Strategy as a science began 2,500 years ago with the writing of The Art of War. Sun Tzu (544-496 BC) wrote the original text of The Art of War shortly before 510 BC. "Sun Tzu" means simply "Master Sun" in Chinese. His surname was Sun, but his first named was Wu (not to be confused with the state Wu of the time, a different Chinese character). He was born in what is today the Shandong area, but at that time it would have been the northern state of Ch'i. Not very much is known about his life.
Historically, there were two "Master Suns" involved with the military treatise. Sun Wu (544-496 BC) was the original author. His descendant, Sun Ping (or Bing) (380-316 BC), worked for the state of Ch’i and added to and popularized his own version of the work. The two are often confused. (Note: According to an e-mail, "Most Chinese recent historians generally agree that he [Sun Wu] was born in around 536 BC. By 516, he was 18, recorded as 'Qing Chun' which means 'still young.')
We know little about the original Sun Tzu's life. He was obviously literate, which made him a member of the traditional aristocracy or, more likely, the landless aristocracy, the shih. These were descendants of nobility who had lost their dukedoms during the consolidation of the Spring and Autumn period. Unlike most shih, who were traveling academics, Sun Tzu worked as a mercenary. He became the most highly regarded general of his time.
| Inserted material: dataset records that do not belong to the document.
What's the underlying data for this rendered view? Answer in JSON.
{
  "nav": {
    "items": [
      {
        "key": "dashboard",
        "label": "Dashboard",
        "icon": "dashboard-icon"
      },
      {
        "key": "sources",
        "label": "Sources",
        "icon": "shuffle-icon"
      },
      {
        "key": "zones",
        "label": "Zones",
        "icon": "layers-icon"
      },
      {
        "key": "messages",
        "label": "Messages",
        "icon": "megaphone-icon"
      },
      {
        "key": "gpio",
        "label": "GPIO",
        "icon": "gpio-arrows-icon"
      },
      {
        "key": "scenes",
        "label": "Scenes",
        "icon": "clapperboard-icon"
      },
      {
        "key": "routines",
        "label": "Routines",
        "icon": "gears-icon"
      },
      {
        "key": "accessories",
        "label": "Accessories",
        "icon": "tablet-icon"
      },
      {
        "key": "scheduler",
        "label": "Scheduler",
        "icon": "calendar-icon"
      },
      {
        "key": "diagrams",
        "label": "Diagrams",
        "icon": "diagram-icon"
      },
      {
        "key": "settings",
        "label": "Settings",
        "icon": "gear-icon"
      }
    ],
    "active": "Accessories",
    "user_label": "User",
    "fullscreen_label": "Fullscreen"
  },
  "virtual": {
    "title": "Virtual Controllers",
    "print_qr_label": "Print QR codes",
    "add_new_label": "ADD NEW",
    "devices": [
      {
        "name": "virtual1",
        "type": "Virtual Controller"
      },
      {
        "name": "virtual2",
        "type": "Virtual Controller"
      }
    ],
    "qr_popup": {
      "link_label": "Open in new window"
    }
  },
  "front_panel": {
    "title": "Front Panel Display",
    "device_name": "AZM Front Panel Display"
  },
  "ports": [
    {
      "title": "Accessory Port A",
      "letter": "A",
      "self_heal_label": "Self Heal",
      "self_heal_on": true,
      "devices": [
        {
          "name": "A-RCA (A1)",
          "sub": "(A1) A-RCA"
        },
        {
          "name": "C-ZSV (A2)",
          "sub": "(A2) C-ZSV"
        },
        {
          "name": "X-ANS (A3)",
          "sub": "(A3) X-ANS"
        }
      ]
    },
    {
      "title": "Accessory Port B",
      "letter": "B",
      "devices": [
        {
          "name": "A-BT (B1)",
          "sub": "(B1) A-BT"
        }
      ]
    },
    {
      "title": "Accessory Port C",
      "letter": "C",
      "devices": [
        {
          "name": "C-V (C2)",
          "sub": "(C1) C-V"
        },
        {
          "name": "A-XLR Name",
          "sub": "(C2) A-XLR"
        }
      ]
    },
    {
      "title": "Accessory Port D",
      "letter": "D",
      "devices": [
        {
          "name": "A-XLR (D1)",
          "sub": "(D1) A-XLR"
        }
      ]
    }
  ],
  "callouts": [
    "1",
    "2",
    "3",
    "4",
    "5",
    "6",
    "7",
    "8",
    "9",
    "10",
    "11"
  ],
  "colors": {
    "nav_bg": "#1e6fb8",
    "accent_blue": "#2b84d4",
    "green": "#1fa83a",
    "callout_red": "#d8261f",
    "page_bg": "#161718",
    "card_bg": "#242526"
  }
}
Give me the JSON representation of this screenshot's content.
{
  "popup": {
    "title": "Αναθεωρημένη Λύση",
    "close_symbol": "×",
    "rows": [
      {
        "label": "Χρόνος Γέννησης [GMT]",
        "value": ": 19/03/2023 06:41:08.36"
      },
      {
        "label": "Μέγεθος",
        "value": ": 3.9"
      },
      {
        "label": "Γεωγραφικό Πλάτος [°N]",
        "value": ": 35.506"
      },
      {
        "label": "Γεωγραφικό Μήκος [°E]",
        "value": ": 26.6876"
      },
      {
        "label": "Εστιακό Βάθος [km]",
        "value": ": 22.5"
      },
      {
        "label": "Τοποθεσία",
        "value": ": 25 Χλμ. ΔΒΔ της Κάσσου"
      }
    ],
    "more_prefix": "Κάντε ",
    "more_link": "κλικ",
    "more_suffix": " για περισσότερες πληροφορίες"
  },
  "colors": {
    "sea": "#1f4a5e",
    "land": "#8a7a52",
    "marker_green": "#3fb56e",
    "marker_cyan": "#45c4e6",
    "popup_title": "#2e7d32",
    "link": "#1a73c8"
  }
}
He was probably part of a mercenary family because we know the tradition of teaching military science continued in his family through Sun Ping.
The Commanding General of Wu
We know that Sun Tzu started working for King Helu of Wu in approximately 510 BC after finishing his military treatise. The circumstances of his hiring are the only surviving story we have about Sun Tzu's life.
After writing The Art of War, Sun Wu got an audience with the king of Wu. The king invited him to demonstrate his military skills by training the court concubines. Sun Wu accepted the challenge.
Sun Tzu explained the commands for marching, but when the drum signals were given, the women burst out laughing. Sun Tzu teaches that if the orders are not clear, the general is at fault. So he repeated his explanation, but the women only laughed again. Sun Tzu teaches that when the orders are clear but not followed, the officers are at fault. So Sun Tzu ordered the women's commanders, the king's two favorite concubines, beheaded.
After the two were executed and replaced, the remaining women obeyed the orders precisely. The king was too sickened by the deaths to watch the demonstrations, but he gave Sun Tzu command of his army.
His Success and Death
Sun Tzu had a dramatic impact on Chinese history. After his hiring, the kingdom of Wu went on to become the most powerful state of the period.
Sun Tzu supposedly died when King Helu was killed in 496 BC, but since the military success of Wu continued after that year, stories of his death may have been exaggerated for political reasons. Sun Tzu teaches that the first principle of war is deception.